EXERCISE BRIEF: Every record needs to be repeated exactly; its pictures do not.

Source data
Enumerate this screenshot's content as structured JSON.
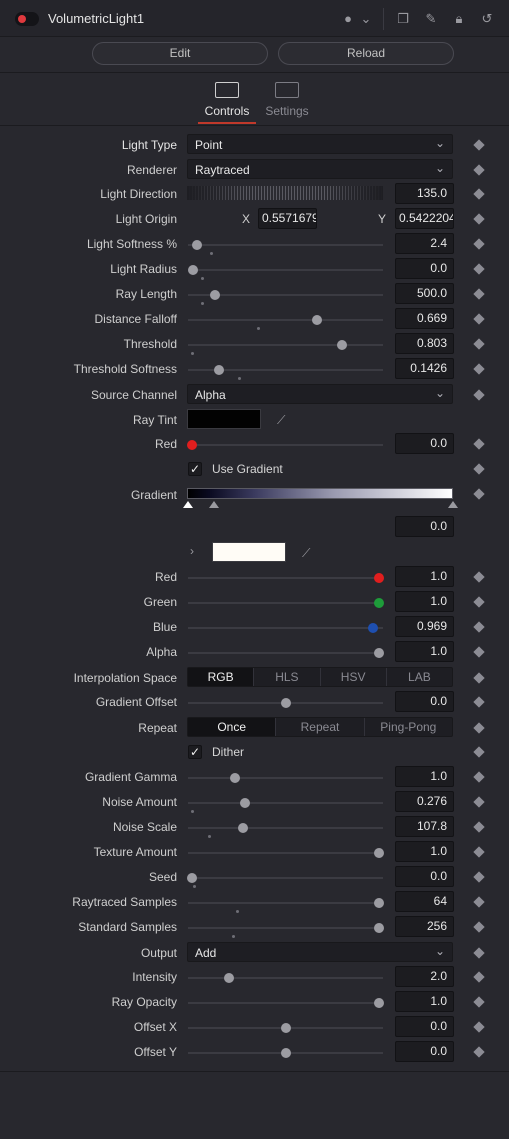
{
  "header": {
    "title": "VolumetricLight1"
  },
  "buttons": {
    "edit": "Edit",
    "reload": "Reload"
  },
  "tabs": [
    {
      "label": "Controls",
      "active": true
    },
    {
      "label": "Settings",
      "active": false
    }
  ],
  "dropdowns": {
    "light_type": {
      "label": "Light Type",
      "value": "Point"
    },
    "renderer": {
      "label": "Renderer",
      "value": "Raytraced"
    },
    "source_channel": {
      "label": "Source Channel",
      "value": "Alpha"
    },
    "output": {
      "label": "Output",
      "value": "Add"
    }
  },
  "light_direction": {
    "label": "Light Direction",
    "value": "135.0"
  },
  "light_origin": {
    "label": "Light Origin",
    "x_label": "X",
    "x": "0.5571679",
    "y_label": "Y",
    "y": "0.5422204"
  },
  "sliders": {
    "light_softness": {
      "label": "Light Softness %",
      "value": "2.4",
      "pos": 0.045,
      "sub": 0.12
    },
    "light_radius": {
      "label": "Light Radius",
      "value": "0.0",
      "pos": 0.025,
      "sub": 0.07
    },
    "ray_length": {
      "label": "Ray Length",
      "value": "500.0",
      "pos": 0.14,
      "sub": 0.07
    },
    "distance_falloff": {
      "label": "Distance Falloff",
      "value": "0.669",
      "pos": 0.66,
      "sub": 0.36
    },
    "threshold": {
      "label": "Threshold",
      "value": "0.803",
      "pos": 0.79,
      "sub": 0.02
    },
    "threshold_softness": {
      "label": "Threshold Softness",
      "value": "0.1426",
      "pos": 0.16,
      "sub": 0.26
    },
    "red": {
      "label": "Red",
      "value": "0.0",
      "pos": 0.02
    },
    "grad_red": {
      "label": "Red",
      "value": "1.0",
      "pos": 0.98
    },
    "grad_green": {
      "label": "Green",
      "value": "1.0",
      "pos": 0.98
    },
    "grad_blue": {
      "label": "Blue",
      "value": "0.969",
      "pos": 0.95
    },
    "grad_alpha": {
      "label": "Alpha",
      "value": "1.0",
      "pos": 0.98
    },
    "gradient_offset": {
      "label": "Gradient Offset",
      "value": "0.0",
      "pos": 0.5
    },
    "gradient_gamma": {
      "label": "Gradient Gamma",
      "value": "1.0",
      "pos": 0.24
    },
    "noise_amount": {
      "label": "Noise Amount",
      "value": "0.276",
      "pos": 0.29,
      "sub": 0.02
    },
    "noise_scale": {
      "label": "Noise Scale",
      "value": "107.8",
      "pos": 0.28,
      "sub": 0.11
    },
    "texture_amount": {
      "label": "Texture Amount",
      "value": "1.0",
      "pos": 0.98
    },
    "seed": {
      "label": "Seed",
      "value": "0.0",
      "pos": 0.02,
      "sub": 0.03
    },
    "raytraced_samples": {
      "label": "Raytraced Samples",
      "value": "64",
      "pos": 0.98,
      "sub": 0.25
    },
    "standard_samples": {
      "label": "Standard Samples",
      "value": "256",
      "pos": 0.98,
      "sub": 0.23
    },
    "intensity": {
      "label": "Intensity",
      "value": "2.0",
      "pos": 0.21
    },
    "ray_opacity": {
      "label": "Ray Opacity",
      "value": "1.0",
      "pos": 0.98
    },
    "offset_x": {
      "label": "Offset X",
      "value": "0.0",
      "pos": 0.5
    },
    "offset_y": {
      "label": "Offset Y",
      "value": "0.0",
      "pos": 0.5
    }
  },
  "ray_tint": {
    "label": "Ray Tint",
    "color": "#020202"
  },
  "use_gradient": {
    "label": "Use Gradient",
    "checked": true
  },
  "gradient": {
    "label": "Gradient",
    "stop_value": "0.0"
  },
  "interpolation_space": {
    "label": "Interpolation Space",
    "options": [
      "RGB",
      "HLS",
      "HSV",
      "LAB"
    ],
    "selected": "RGB"
  },
  "repeat": {
    "label": "Repeat",
    "options": [
      "Once",
      "Repeat",
      "Ping-Pong"
    ],
    "selected": "Once"
  },
  "dither": {
    "label": "Dither",
    "checked": true
  },
  "colors": {
    "accent": "#c0392b",
    "red_knob": "#e01e1e",
    "green_knob": "#1e9c3a",
    "blue_knob": "#1e4fb0",
    "panel_bg": "#28282e"
  }
}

SOLUTION FOR THIS TASK:
Enumerate this screenshot's content as structured JSON.
{
  "header": {
    "title": "VolumetricLight1"
  },
  "buttons": {
    "edit": "Edit",
    "reload": "Reload"
  },
  "tabs": [
    {
      "label": "Controls",
      "active": true
    },
    {
      "label": "Settings",
      "active": false
    }
  ],
  "dropdowns": {
    "light_type": {
      "label": "Light Type",
      "value": "Point"
    },
    "renderer": {
      "label": "Renderer",
      "value": "Raytraced"
    },
    "source_channel": {
      "label": "Source Channel",
      "value": "Alpha"
    },
    "output": {
      "label": "Output",
      "value": "Add"
    }
  },
  "light_direction": {
    "label": "Light Direction",
    "value": "135.0"
  },
  "light_origin": {
    "label": "Light Origin",
    "x_label": "X",
    "x": "0.5571679",
    "y_label": "Y",
    "y": "0.5422204"
  },
  "sliders": {
    "light_softness": {
      "label": "Light Softness %",
      "value": "2.4",
      "pos": 0.045,
      "sub": 0.12
    },
    "light_radius": {
      "label": "Light Radius",
      "value": "0.0",
      "pos": 0.025,
      "sub": 0.07
    },
    "ray_length": {
      "label": "Ray Length",
      "value": "500.0",
      "pos": 0.14,
      "sub": 0.07
    },
    "distance_falloff": {
      "label": "Distance Falloff",
      "value": "0.669",
      "pos": 0.66,
      "sub": 0.36
    },
    "threshold": {
      "label": "Threshold",
      "value": "0.803",
      "pos": 0.79,
      "sub": 0.02
    },
    "threshold_softness": {
      "label": "Threshold Softness",
      "value": "0.1426",
      "pos": 0.16,
      "sub": 0.26
    },
    "red": {
      "label": "Red",
      "value": "0.0",
      "pos": 0.02
    },
    "grad_red": {
      "label": "Red",
      "value": "1.0",
      "pos": 0.98
    },
    "grad_green": {
      "label": "Green",
      "value": "1.0",
      "pos": 0.98
    },
    "grad_blue": {
      "label": "Blue",
      "value": "0.969",
      "pos": 0.95
    },
    "grad_alpha": {
      "label": "Alpha",
      "value": "1.0",
      "pos": 0.98
    },
    "gradient_offset": {
      "label": "Gradient Offset",
      "value": "0.0",
      "pos": 0.5
    },
    "gradient_gamma": {
      "label": "Gradient Gamma",
      "value": "1.0",
      "pos": 0.24
    },
    "noise_amount": {
      "label": "Noise Amount",
      "value": "0.276",
      "pos": 0.29,
      "sub": 0.02
    },
    "noise_scale": {
      "label": "Noise Scale",
      "value": "107.8",
      "pos": 0.28,
      "sub": 0.11
    },
    "texture_amount": {
      "label": "Texture Amount",
      "value": "1.0",
      "pos": 0.98
    },
    "seed": {
      "label": "Seed",
      "value": "0.0",
      "pos": 0.02,
      "sub": 0.03
    },
    "raytraced_samples": {
      "label": "Raytraced Samples",
      "value": "64",
      "pos": 0.98,
      "sub": 0.25
    },
    "standard_samples": {
      "label": "Standard Samples",
      "value": "256",
      "pos": 0.98,
      "sub": 0.23
    },
    "intensity": {
      "label": "Intensity",
      "value": "2.0",
      "pos": 0.21
    },
    "ray_opacity": {
      "label": "Ray Opacity",
      "value": "1.0",
      "pos": 0.98
    },
    "offset_x": {
      "label": "Offset X",
      "value": "0.0",
      "pos": 0.5
    },
    "offset_y": {
      "label": "Offset Y",
      "value": "0.0",
      "pos": 0.5
    }
  },
  "ray_tint": {
    "label": "Ray Tint",
    "color": "#020202"
  },
  "use_gradient": {
    "label": "Use Gradient",
    "checked": true
  },
  "gradient": {
    "label": "Gradient",
    "stop_value": "0.0"
  },
  "interpolation_space": {
    "label": "Interpolation Space",
    "options": [
      "RGB",
      "HLS",
      "HSV",
      "LAB"
    ],
    "selected": "RGB"
  },
  "repeat": {
    "label": "Repeat",
    "options": [
      "Once",
      "Repeat",
      "Ping-Pong"
    ],
    "selected": "Once"
  },
  "dither": {
    "label": "Dither",
    "checked": true
  },
  "colors": {
    "accent": "#c0392b",
    "red_knob": "#e01e1e",
    "green_knob": "#1e9c3a",
    "blue_knob": "#1e4fb0",
    "panel_bg": "#28282e"
  }
}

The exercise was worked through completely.